Google has hit the new year in full swing having joined other technology companies to challenge the Snoopers’ Charter, seen Android Auto adopted by big car brands, and rolled out bug fixes for its Nexus devices.
The company also came close to offending Russia after a bug in its Translate service saw the country referred to as ‘Mordor’.
Microsoft, Google and Facebook slam government's encryption plans in Snoopers' Charter
Google joined Microsoft, Facebook, Twitter and Yahoo to criticise several aspects of the government’s Draft Investigatory Powers Bill as they feel if would negatively affect trust, information security and privacy.
“The actions the UK government takes here could have far-reaching implications for our customers, for your own citizens, and for the future of the global technology industry,” the companies warned at the start of a joint submission to the government.
CES 2016: Apple CarPlay and Android Auto will be adopted by Ford and Fiat Chrysler cars
Google’s Android Auto software interface for controlling smartphones safely while driving has been adopted by Ford and Fiat Chrysler.
Both car makers have plans to have the software integrated by default into the infotainment systems of their next wave of vehicles.
Google rolls out five critical security fixes for Nexus devices
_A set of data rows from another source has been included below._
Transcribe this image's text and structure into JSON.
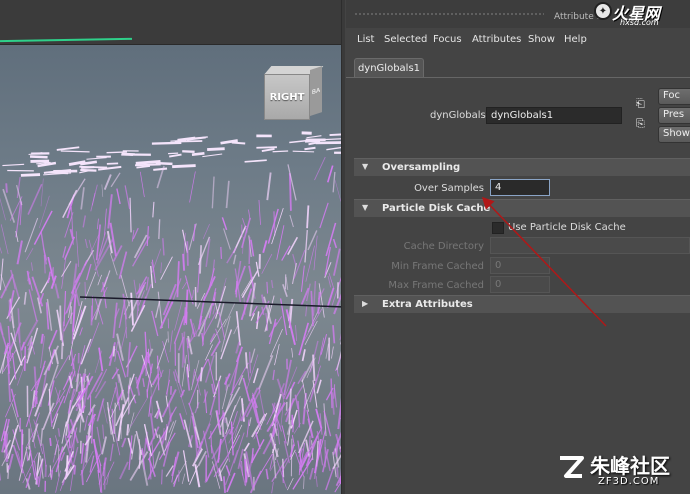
{
  "attribute_editor": {
    "title": "Attribute E",
    "menu": [
      "List",
      "Selected",
      "Focus",
      "Attributes",
      "Show",
      "Help"
    ],
    "tab": "dynGlobals1",
    "node_label": "dynGlobals:",
    "node_name": "dynGlobals1",
    "side_buttons": [
      "Foc",
      "Pres",
      "Show"
    ],
    "sections": {
      "oversampling": {
        "title": "Oversampling",
        "over_samples_label": "Over Samples",
        "over_samples_value": "4"
      },
      "particle_disk_cache": {
        "title": "Particle Disk Cache",
        "use_cache_label": "Use Particle Disk Cache",
        "cache_directory_label": "Cache Directory",
        "cache_directory_value": "",
        "min_frame_label": "Min Frame Cached",
        "min_frame_value": "0",
        "max_frame_label": "Max Frame Cached",
        "max_frame_value": "0"
      },
      "extra_attributes": {
        "title": "Extra Attributes"
      }
    }
  },
  "viewport": {
    "viewcube_face": "RIGHT",
    "viewcube_side": "BA"
  },
  "watermarks": {
    "top_logo_main": "火星网",
    "top_logo_sub": "hxsd.com",
    "bottom_logo_main": "朱峰社区",
    "bottom_logo_sub": "ZF3D.COM"
  },
  "colors": {
    "particle": "#d27cf0",
    "annotation_arrow": "#b01818",
    "active_field_border": "#8aa4c6"
  }
}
Google rolled out 12 over-the-air security fixes, five of which are listed as critical, to squash bugs in Nexus devices as part of the firm's monthly Android security update.
The most critical flaw could allow hackers to remotely inject malicious code into a device through email, text message or the web browser.
Google glitch translates 'Russian Federation' into 'Mordor'; it has a ring to it
Google’s Translate tool was reported to have a glitch that translated the Ukrainian for ‘Russian Federation’ into ‘Mordor’.
Google apologised for the error, blaming it on the automated system that Translate uses.
Google still struggling to make more Android 6.0 Marshmallow users
The software was reported as running on just 0.7 percent of devices since its release on 5 October, making it less than a quarter as popular as Android 2.3 Gingerbread, released in 2010.
Q3 losses reverse Q2 gains
FBI briefing US companies to dump Kaspersky, claiming intelligence prove it a 'threat to national security'
Kaspersky rejects FBI accusations that its products are a 'threat to national security'
But breached contractor says that it simply didn't have that much data
EE follows Three in threatening legal action against Ofcom - but for entirely different reasons